Publisher: HarperCollins Publishers
I am a Jane Austen fan. Pride and Prejudice is one of my favorites. There have been a lot of Lizzys and Darcys out there. Several writers have picked up the classic love story of these two beloved characters: Linda Berdoll the author of Mr. Darcy Takes a Wife: Pride and Prejudice Continues and Darcy & Elizabeth: Nights and Days at Pemberley and Elizabeth Aston, author of Mr. Darcy’s Daughters, The Exploits & Adventures of Miss Alethea Darcy, The True Darcy Spirit, and due out in March of 2007, The Second Mrs. Darcy. There are many others and each interpretation is different.
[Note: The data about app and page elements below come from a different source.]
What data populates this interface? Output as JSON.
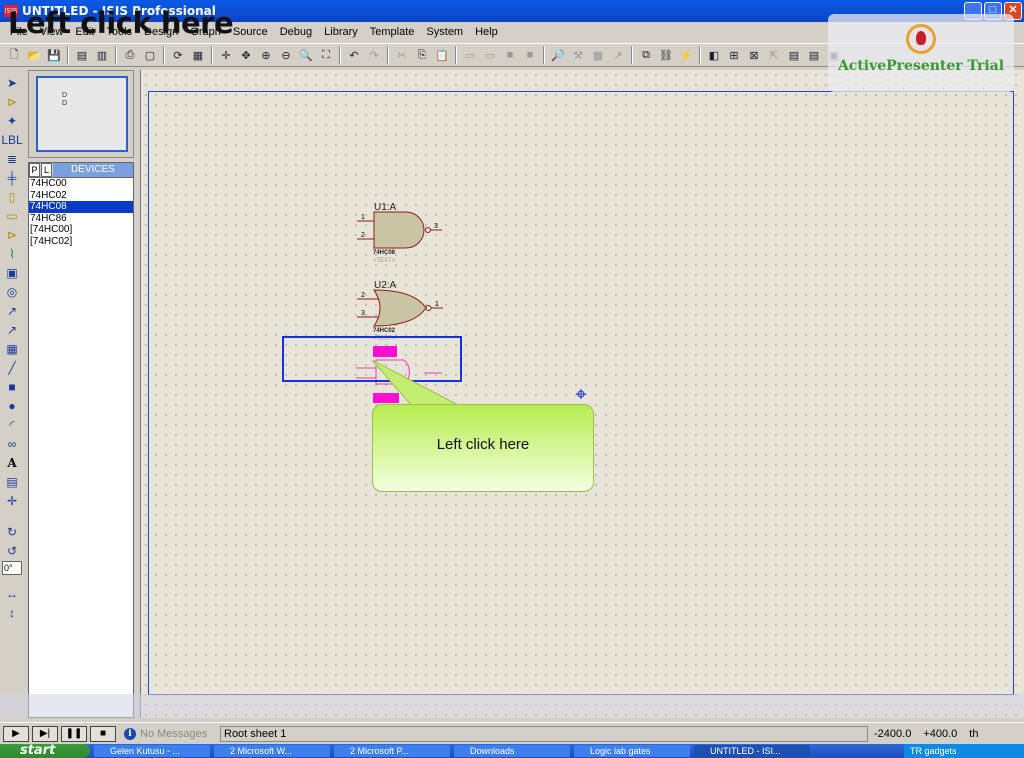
{
  "window": {
    "title": "UNTITLED - ISIS Professional",
    "app_icon": "ISIS"
  },
  "overlay": {
    "title": "Left click here"
  },
  "watermark": {
    "text": "ActivePresenter Trial"
  },
  "menu": [
    "File",
    "View",
    "Edit",
    "Tools",
    "Design",
    "Graph",
    "Source",
    "Debug",
    "Library",
    "Template",
    "System",
    "Help"
  ],
  "devices": {
    "tab_p": "P",
    "tab_l": "L",
    "header": "DEVICES",
    "items": [
      "74HC00",
      "74HC02",
      "74HC08",
      "74HC86",
      "[74HC00]",
      "[74HC02]"
    ],
    "selected_index": 2
  },
  "rotation": {
    "value": "0°"
  },
  "schematic": {
    "u1": {
      "ref": "U1:A",
      "part": "74HC08",
      "text": "<TEXT>",
      "pin_in1": "1",
      "pin_in2": "2",
      "pin_out": "3"
    },
    "u2": {
      "ref": "U2:A",
      "part": "74HC02",
      "text": "<TEXT>",
      "pin_in1": "2",
      "pin_in2": "3",
      "pin_out": "1"
    }
  },
  "callout": {
    "text": "Left click here"
  },
  "status": {
    "messages": "No Messages",
    "sheet": "Root sheet 1",
    "x": "-2400.0",
    "y": "+400.0",
    "unit": "th"
  },
  "taskbar": {
    "start": "start",
    "tasks": [
      "Gelen Kutusu - ...",
      "2 Microsoft W...",
      "2 Microsoft P...",
      "Downloads",
      "Logic lab gates",
      "UNTITLED - ISI..."
    ],
    "tray": "TR  gadgets"
  }
}
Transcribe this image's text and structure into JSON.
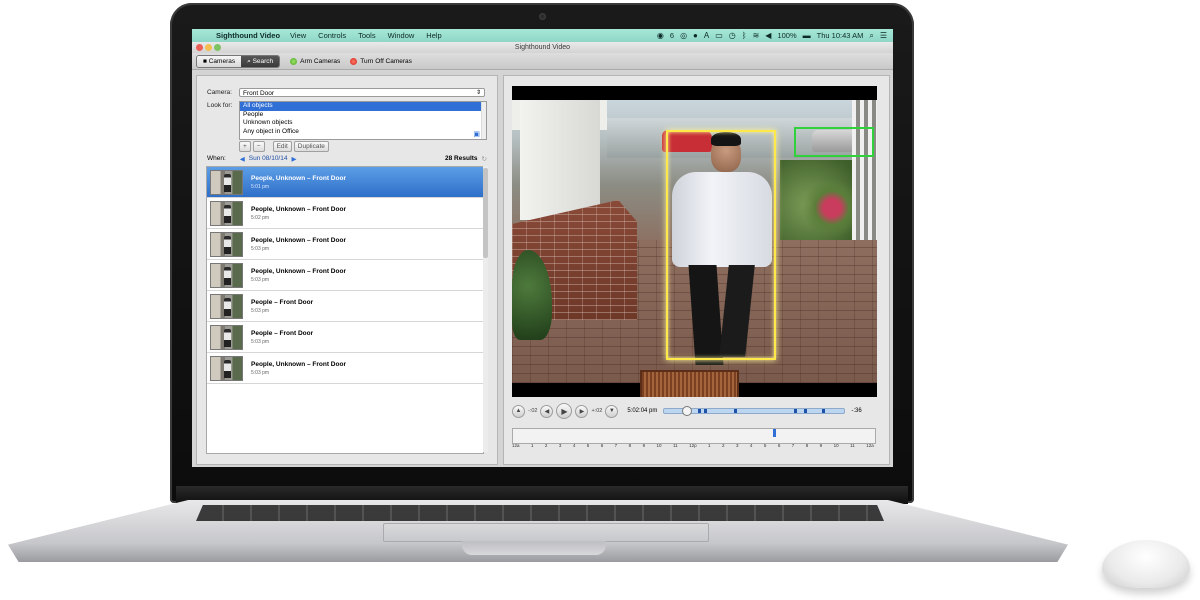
{
  "menubar": {
    "app_name": "Sighthound Video",
    "menus": [
      "View",
      "Controls",
      "Tools",
      "Window",
      "Help"
    ],
    "status_badge": "6",
    "battery": "100%",
    "clock": "Thu 10:43 AM"
  },
  "window": {
    "title": "Sighthound Video"
  },
  "toolbar": {
    "cameras_label": "Cameras",
    "search_label": "Search",
    "arm_label": "Arm Cameras",
    "turn_off_label": "Turn Off Cameras",
    "arm_color": "#4aa51f",
    "turn_off_color": "#d11f14"
  },
  "search": {
    "camera_label": "Camera:",
    "camera_value": "Front Door",
    "look_for_label": "Look for:",
    "look_for_options": [
      "All objects",
      "People",
      "Unknown objects",
      "Any object in Office"
    ],
    "add_label": "+",
    "remove_label": "−",
    "edit_label": "Edit",
    "duplicate_label": "Duplicate",
    "when_label": "When:",
    "date": "Sun 08/10/14",
    "results_count": "28 Results"
  },
  "results": [
    {
      "title": "People, Unknown –  Front Door",
      "time": "5:01 pm"
    },
    {
      "title": "People, Unknown –  Front Door",
      "time": "5:02 pm"
    },
    {
      "title": "People, Unknown –  Front Door",
      "time": "5:03 pm"
    },
    {
      "title": "People, Unknown –  Front Door",
      "time": "5:03 pm"
    },
    {
      "title": "People –  Front Door",
      "time": "5:03 pm"
    },
    {
      "title": "People –  Front Door",
      "time": "5:03 pm"
    },
    {
      "title": "People, Unknown –  Front Door",
      "time": "5:03 pm"
    }
  ],
  "playback": {
    "skip_back": "-:02",
    "skip_forward": "+:02",
    "current_time": "5:02:04 pm",
    "remaining": "-:36",
    "progress_fraction": 0.1
  },
  "timeline": {
    "ticks": [
      "12a",
      "1",
      "2",
      "3",
      "4",
      "5",
      "6",
      "7",
      "8",
      "9",
      "10",
      "11",
      "12p",
      "1",
      "2",
      "3",
      "4",
      "5",
      "6",
      "7",
      "8",
      "9",
      "10",
      "11",
      "12a"
    ]
  },
  "colors": {
    "menubar": "#a6e8d8",
    "selection": "#2f6fd6",
    "person_box": "#ffe84a",
    "car_box": "#30d13b"
  }
}
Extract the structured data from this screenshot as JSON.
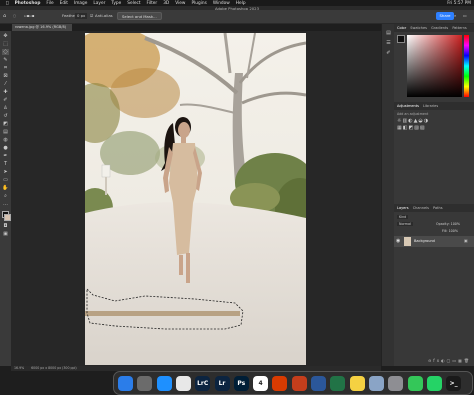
{
  "menubar": {
    "apple": "",
    "items": [
      "Photoshop",
      "File",
      "Edit",
      "Image",
      "Layer",
      "Type",
      "Select",
      "Filter",
      "3D",
      "View",
      "Plugins",
      "Window",
      "Help"
    ],
    "status_right": "Fri 5:57 PM"
  },
  "app_title": "Adobe Photoshop 2023",
  "options": {
    "feather_label": "Feather:",
    "feather_value": "0 px",
    "antialias_label": "Anti-alias",
    "select_mask_label": "Select and Mask...",
    "share_label": "Share"
  },
  "document": {
    "tab_label": "rowena.jpg @ 16.9% (RGB/8)"
  },
  "panels": {
    "color_tabs": [
      "Color",
      "Swatches",
      "Gradients",
      "Patterns"
    ],
    "adjust_tabs": [
      "Adjustments",
      "Libraries"
    ],
    "adjust_hint": "Add an adjustment",
    "layer_tabs": [
      "Layers",
      "Channels",
      "Paths"
    ],
    "layer_kind": "Kind",
    "layer_blend": "Normal",
    "layer_opacity": "Opacity: 100%",
    "layer_fill": "Fill: 100%",
    "background_layer": "Background"
  },
  "status": {
    "zoom": "16.9%",
    "dimensions": "6000 px x 8000 px (300 ppi)"
  },
  "dock": {
    "apps": [
      {
        "name": "finder",
        "label": "",
        "color": "#2b7de9"
      },
      {
        "name": "launchpad",
        "label": "",
        "color": "#6b6b6b"
      },
      {
        "name": "safari",
        "label": "",
        "color": "#1e90ff"
      },
      {
        "name": "chrome",
        "label": "",
        "color": "#e8e8e8"
      },
      {
        "name": "lightroom-classic",
        "label": "LrC",
        "color": "#0c2440"
      },
      {
        "name": "lightroom",
        "label": "Lr",
        "color": "#0c2440"
      },
      {
        "name": "photoshop",
        "label": "Ps",
        "color": "#001e36"
      },
      {
        "name": "calendar",
        "label": "4",
        "color": "#ffffff"
      },
      {
        "name": "office",
        "label": "",
        "color": "#d83b01"
      },
      {
        "name": "powerpoint",
        "label": "",
        "color": "#c43e1c"
      },
      {
        "name": "word",
        "label": "",
        "color": "#2b579a"
      },
      {
        "name": "excel",
        "label": "",
        "color": "#217346"
      },
      {
        "name": "notes",
        "label": "",
        "color": "#f5d142"
      },
      {
        "name": "preview",
        "label": "",
        "color": "#8aa4c6"
      },
      {
        "name": "settings",
        "label": "",
        "color": "#8e8e93"
      },
      {
        "name": "messages",
        "label": "",
        "color": "#34c759"
      },
      {
        "name": "whatsapp",
        "label": "",
        "color": "#25d366"
      },
      {
        "name": "terminal",
        "label": ">_",
        "color": "#1a1a1a"
      }
    ]
  },
  "colors": {
    "accent": "#2e80ff",
    "picker_hue": "#cc2222"
  }
}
I always pick up any new story involving my favorite characters. I know deep down that most of the time I’ll be disappointed, but I like to give each one a chance. I buy the book, make myself some tea, and curl up to read. I did the same with Darcy’s Story, but unlike some novels I have come across, this one did not disappoint.
One of the reasons I think that Pride and Prejudice is loved so much is Lizzy. After reading the novel, each of us wants to be her; she is such a strong character. Then you get involved in the love story, one that has remained a favorite for the last two centuries.
Darcy's Story lacks the depth of the original, only skimming the surface of the classic love story. But we do see much more of Fitzwilliam Darcy’s relationship with his sister and his friendship with Bingley. We get to see what Darcy was up to while he was away from Lizzy and Netherfield in London as well. The best part, though, was getting to see the biggest moments out of the book from his point of view.
This book doesn’t give us anything new; it just covers the ground we have walked before, hand in hand with Jane Austen. But that doesn’t mean it isn’t worth picking up. Think of it as a companion book to the classic, something to pick up when you might not have the time to read Pride and Prejudice, or would just like to see it all from Darcy’s point of view.